(Information supplied Opens)
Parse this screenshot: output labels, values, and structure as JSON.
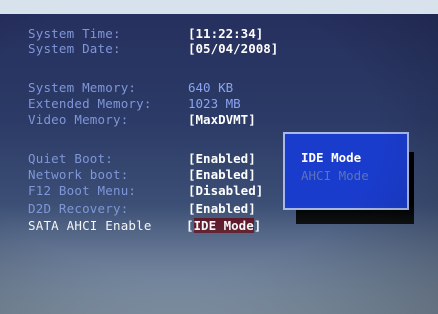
{
  "bios": {
    "system_time_label": "System Time:",
    "system_time_value": "[11:22:34]",
    "system_date_label": "System Date:",
    "system_date_value": "[05/04/2008]",
    "system_memory_label": "System Memory:",
    "system_memory_value": "640 KB",
    "extended_memory_label": "Extended Memory:",
    "extended_memory_value": "1023 MB",
    "video_memory_label": "Video Memory:",
    "video_memory_value": "[MaxDVMT]",
    "quiet_boot_label": "Quiet Boot:",
    "quiet_boot_value": "[Enabled]",
    "network_boot_label": "Network boot:",
    "network_boot_value": "[Enabled]",
    "f12_boot_menu_label": "F12 Boot Menu:",
    "f12_boot_menu_value": "[Disabled]",
    "d2d_recovery_label": "D2D Recovery:",
    "d2d_recovery_value": "[Enabled]",
    "sata_ahci_label": "SATA AHCI Enable",
    "sata_ahci_open": "[",
    "sata_ahci_value": "IDE Mode",
    "sata_ahci_close": "]"
  },
  "popup": {
    "options": [
      "IDE Mode",
      "AHCI Mode"
    ],
    "selected": "IDE Mode"
  },
  "colors": {
    "background": "#26305e",
    "label": "#7f96d8",
    "value": "#ffffff",
    "highlight": "#5a0e1e",
    "popup": "#1a3ccc"
  }
}
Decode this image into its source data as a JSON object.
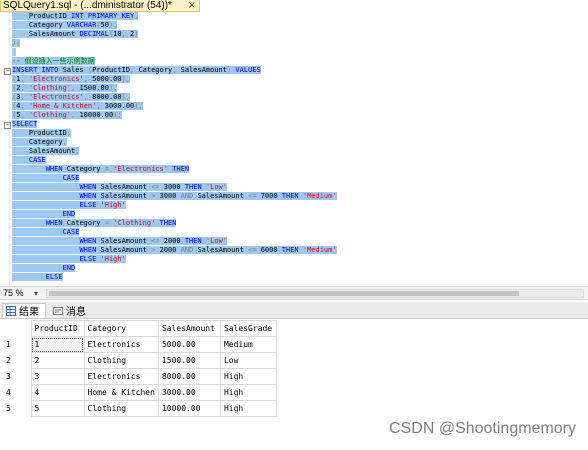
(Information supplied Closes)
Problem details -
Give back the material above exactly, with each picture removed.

Solved problem -
Parse this screenshot: output labels, values, and structure as JSON.
{
  "bios": {
    "system_time_label": "System Time:",
    "system_time_value": "[11:22:34]",
    "system_date_label": "System Date:",
    "system_date_value": "[05/04/2008]",
    "system_memory_label": "System Memory:",
    "system_memory_value": "640 KB",
    "extended_memory_label": "Extended Memory:",
    "extended_memory_value": "1023 MB",
    "video_memory_label": "Video Memory:",
    "video_memory_value": "[MaxDVMT]",
    "quiet_boot_label": "Quiet Boot:",
    "quiet_boot_value": "[Enabled]",
    "network_boot_label": "Network boot:",
    "network_boot_value": "[Enabled]",
    "f12_boot_menu_label": "F12 Boot Menu:",
    "f12_boot_menu_value": "[Disabled]",
    "d2d_recovery_label": "D2D Recovery:",
    "d2d_recovery_value": "[Enabled]",
    "sata_ahci_label": "SATA AHCI Enable",
    "sata_ahci_open": "[",
    "sata_ahci_value": "IDE Mode",
    "sata_ahci_close": "]"
  },
  "popup": {
    "options": [
      "IDE Mode",
      "AHCI Mode"
    ],
    "selected": "IDE Mode"
  },
  "colors": {
    "background": "#26305e",
    "label": "#7f96d8",
    "value": "#ffffff",
    "highlight": "#5a0e1e",
    "popup": "#1a3ccc"
  }
}
Decode this image into its source data as a JSON object.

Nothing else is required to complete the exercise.